> **TASK INSTRUCTIONS**: With no images included, output each entry below exactly as it appears.

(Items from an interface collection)

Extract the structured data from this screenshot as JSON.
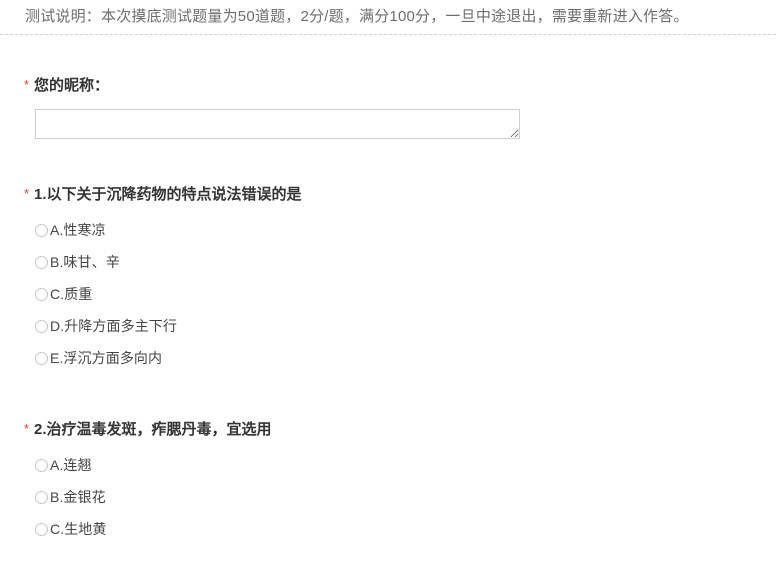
{
  "intro": {
    "text": "测试说明：本次摸底测试题量为50道题，2分/题，满分100分，一旦中途退出，需要重新进入作答。",
    "divider_style": "dashed"
  },
  "colors": {
    "required_star": "#ec3a36",
    "intro_text": "#6d6d6d",
    "question_title": "#343434",
    "option_text": "#454545",
    "input_border": "#cfcfcf",
    "divider": "#d2d2d2",
    "page_background": "#ffffff"
  },
  "nickname_question": {
    "required_marker": "*",
    "title": "您的昵称：",
    "input": {
      "value": "",
      "placeholder": "",
      "resize_handle": "resize-handle-icon"
    }
  },
  "questions": [
    {
      "required_marker": "*",
      "number": "1.",
      "title": "1.以下关于沉降药物的特点说法错误的是",
      "options": [
        {
          "label": "A.性寒凉",
          "selected": false
        },
        {
          "label": "B.味甘、辛",
          "selected": false
        },
        {
          "label": "C.质重",
          "selected": false
        },
        {
          "label": "D.升降方面多主下行",
          "selected": false
        },
        {
          "label": "E.浮沉方面多向内",
          "selected": false
        }
      ]
    },
    {
      "required_marker": "*",
      "number": "2.",
      "title": "2.治疗温毒发斑，痄腮丹毒，宜选用",
      "options": [
        {
          "label": "A.连翘",
          "selected": false
        },
        {
          "label": "B.金银花",
          "selected": false
        },
        {
          "label": "C.生地黄",
          "selected": false
        }
      ]
    }
  ]
}
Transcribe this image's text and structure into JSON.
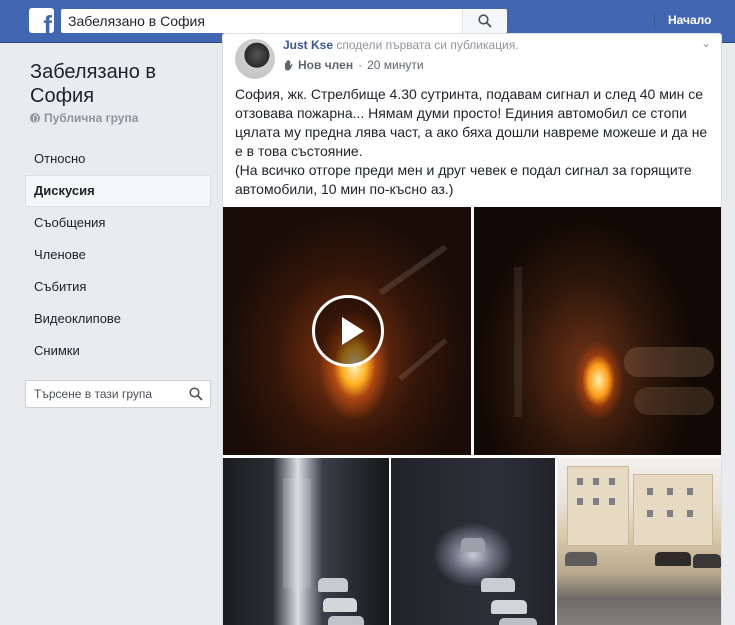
{
  "topbar": {
    "logo_icon": "facebook-f-icon",
    "search_value": "Забелязано в София",
    "search_icon": "search-icon",
    "home_label": "Начало",
    "colors": {
      "bar": "#4267b2",
      "link": "#385898"
    }
  },
  "group": {
    "title": "Забелязано в София",
    "privacy": "Публична група",
    "privacy_icon": "globe-icon"
  },
  "nav": {
    "items": [
      {
        "label": "Относно",
        "active": false
      },
      {
        "label": "Дискусия",
        "active": true
      },
      {
        "label": "Съобщения",
        "active": false
      },
      {
        "label": "Членове",
        "active": false
      },
      {
        "label": "Събития",
        "active": false
      },
      {
        "label": "Видеоклипове",
        "active": false
      },
      {
        "label": "Снимки",
        "active": false
      }
    ]
  },
  "group_search": {
    "placeholder": "Търсене в тази група",
    "icon": "search-icon"
  },
  "post": {
    "author": "Just Kse",
    "action": "сподели първата си публикация.",
    "badge": "Нов член",
    "badge_icon": "waving-hand-icon",
    "time": "20 минути",
    "text_line1": "София, жк. Стрелбище 4.30 сутринта, подавам сигнал и след 40 мин се отзовава пожарна... Нямам думи просто! Единия автомобил се стопи цялата му предна лява част, а ако бяха дошли навреме можеше и да не е в това състояние.",
    "text_line2": "(На всичко отгоре преди мен и друг чевек е подал сигнал за горящите автомобили, 10 мин по-късно аз.)",
    "photos": [
      {
        "name": "video-thumbnail",
        "video": true
      },
      {
        "name": "photo"
      },
      {
        "name": "photo"
      },
      {
        "name": "photo"
      },
      {
        "name": "photo"
      }
    ]
  }
}
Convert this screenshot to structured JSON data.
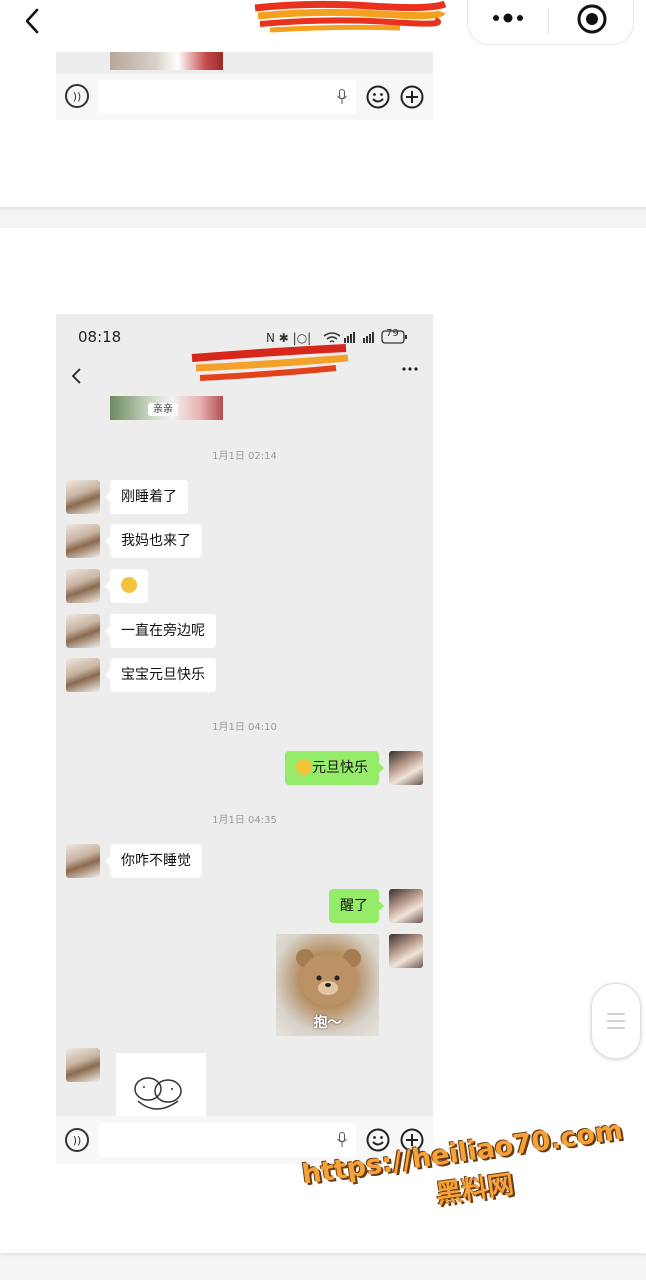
{
  "top_bar": {
    "back_icon": "chevron-left-icon",
    "title_redacted": true,
    "capsule": {
      "more_icon": "more-dots-icon",
      "target_icon": "target-icon"
    }
  },
  "screenshot_2": {
    "status_bar": {
      "time": "08:18",
      "battery": "79"
    },
    "sticker_tag": "亲亲",
    "messages": [
      {
        "type": "timestamp",
        "text": "1月1日 02:14"
      },
      {
        "type": "text",
        "side": "left",
        "text": "刚睡着了"
      },
      {
        "type": "text",
        "side": "left",
        "text": "我妈也来了"
      },
      {
        "type": "emoji",
        "side": "left",
        "emoji": "sweat-smile-emoji"
      },
      {
        "type": "text",
        "side": "left",
        "text": "一直在旁边呢"
      },
      {
        "type": "text",
        "side": "left",
        "text": "宝宝元旦快乐"
      },
      {
        "type": "timestamp",
        "text": "1月1日 04:10"
      },
      {
        "type": "text",
        "side": "right",
        "emoji": "sweat-smile-emoji",
        "text": "元旦快乐"
      },
      {
        "type": "timestamp",
        "text": "1月1日 04:35"
      },
      {
        "type": "text",
        "side": "left",
        "text": "你咋不睡觉"
      },
      {
        "type": "text",
        "side": "right",
        "text": "醒了"
      },
      {
        "type": "sticker",
        "side": "right",
        "caption": "抱～"
      },
      {
        "type": "sticker",
        "side": "left",
        "caption": ""
      }
    ]
  },
  "input_bar": {
    "voice_icon": "voice-icon",
    "mic_icon": "mic-icon",
    "emoji_icon": "emoji-icon",
    "plus_icon": "plus-icon"
  },
  "watermark": {
    "url": "https://heiliao70.com",
    "name": "黑料网"
  },
  "colors": {
    "accent_bubble": "#95ec69",
    "chat_bg": "#ededed"
  }
}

> **ANSWER TO THIS TASK**:
Extract the structured data from this screenshot as JSON.
{
  "intro": {
    "text": "测试说明：本次摸底测试题量为50道题，2分/题，满分100分，一旦中途退出，需要重新进入作答。",
    "divider_style": "dashed"
  },
  "colors": {
    "required_star": "#ec3a36",
    "intro_text": "#6d6d6d",
    "question_title": "#343434",
    "option_text": "#454545",
    "input_border": "#cfcfcf",
    "divider": "#d2d2d2",
    "page_background": "#ffffff"
  },
  "nickname_question": {
    "required_marker": "*",
    "title": "您的昵称：",
    "input": {
      "value": "",
      "placeholder": "",
      "resize_handle": "resize-handle-icon"
    }
  },
  "questions": [
    {
      "required_marker": "*",
      "number": "1.",
      "title": "1.以下关于沉降药物的特点说法错误的是",
      "options": [
        {
          "label": "A.性寒凉",
          "selected": false
        },
        {
          "label": "B.味甘、辛",
          "selected": false
        },
        {
          "label": "C.质重",
          "selected": false
        },
        {
          "label": "D.升降方面多主下行",
          "selected": false
        },
        {
          "label": "E.浮沉方面多向内",
          "selected": false
        }
      ]
    },
    {
      "required_marker": "*",
      "number": "2.",
      "title": "2.治疗温毒发斑，痄腮丹毒，宜选用",
      "options": [
        {
          "label": "A.连翘",
          "selected": false
        },
        {
          "label": "B.金银花",
          "selected": false
        },
        {
          "label": "C.生地黄",
          "selected": false
        }
      ]
    }
  ]
}
Transcribe this image's text and structure into JSON.
{
  "topbar": {
    "logo_icon": "facebook-f-icon",
    "search_value": "Забелязано в София",
    "search_icon": "search-icon",
    "home_label": "Начало",
    "colors": {
      "bar": "#4267b2",
      "link": "#385898"
    }
  },
  "group": {
    "title": "Забелязано в София",
    "privacy": "Публична група",
    "privacy_icon": "globe-icon"
  },
  "nav": {
    "items": [
      {
        "label": "Относно",
        "active": false
      },
      {
        "label": "Дискусия",
        "active": true
      },
      {
        "label": "Съобщения",
        "active": false
      },
      {
        "label": "Членове",
        "active": false
      },
      {
        "label": "Събития",
        "active": false
      },
      {
        "label": "Видеоклипове",
        "active": false
      },
      {
        "label": "Снимки",
        "active": false
      }
    ]
  },
  "group_search": {
    "placeholder": "Търсене в тази група",
    "icon": "search-icon"
  },
  "post": {
    "author": "Just Kse",
    "action": "сподели първата си публикация.",
    "badge": "Нов член",
    "badge_icon": "waving-hand-icon",
    "time": "20 минути",
    "text_line1": "София, жк. Стрелбище 4.30 сутринта, подавам сигнал и след 40 мин се отзовава пожарна... Нямам думи просто! Единия автомобил се стопи цялата му предна лява част, а ако бяха дошли навреме можеше и да не е в това състояние.",
    "text_line2": "(На всичко отгоре преди мен и друг чевек е подал сигнал за горящите автомобили, 10 мин по-късно аз.)",
    "photos": [
      {
        "name": "video-thumbnail",
        "video": true
      },
      {
        "name": "photo"
      },
      {
        "name": "photo"
      },
      {
        "name": "photo"
      },
      {
        "name": "photo"
      }
    ]
  }
}
Convert this screenshot to structured JSON data.
{
  "top_bar": {
    "back_icon": "chevron-left-icon",
    "title_redacted": true,
    "capsule": {
      "more_icon": "more-dots-icon",
      "target_icon": "target-icon"
    }
  },
  "screenshot_2": {
    "status_bar": {
      "time": "08:18",
      "battery": "79"
    },
    "sticker_tag": "亲亲",
    "messages": [
      {
        "type": "timestamp",
        "text": "1月1日 02:14"
      },
      {
        "type": "text",
        "side": "left",
        "text": "刚睡着了"
      },
      {
        "type": "text",
        "side": "left",
        "text": "我妈也来了"
      },
      {
        "type": "emoji",
        "side": "left",
        "emoji": "sweat-smile-emoji"
      },
      {
        "type": "text",
        "side": "left",
        "text": "一直在旁边呢"
      },
      {
        "type": "text",
        "side": "left",
        "text": "宝宝元旦快乐"
      },
      {
        "type": "timestamp",
        "text": "1月1日 04:10"
      },
      {
        "type": "text",
        "side": "right",
        "emoji": "sweat-smile-emoji",
        "text": "元旦快乐"
      },
      {
        "type": "timestamp",
        "text": "1月1日 04:35"
      },
      {
        "type": "text",
        "side": "left",
        "text": "你咋不睡觉"
      },
      {
        "type": "text",
        "side": "right",
        "text": "醒了"
      },
      {
        "type": "sticker",
        "side": "right",
        "caption": "抱～"
      },
      {
        "type": "sticker",
        "side": "left",
        "caption": ""
      }
    ]
  },
  "input_bar": {
    "voice_icon": "voice-icon",
    "mic_icon": "mic-icon",
    "emoji_icon": "emoji-icon",
    "plus_icon": "plus-icon"
  },
  "watermark": {
    "url": "https://heiliao70.com",
    "name": "黑料网"
  },
  "colors": {
    "accent_bubble": "#95ec69",
    "chat_bg": "#ededed"
  }
}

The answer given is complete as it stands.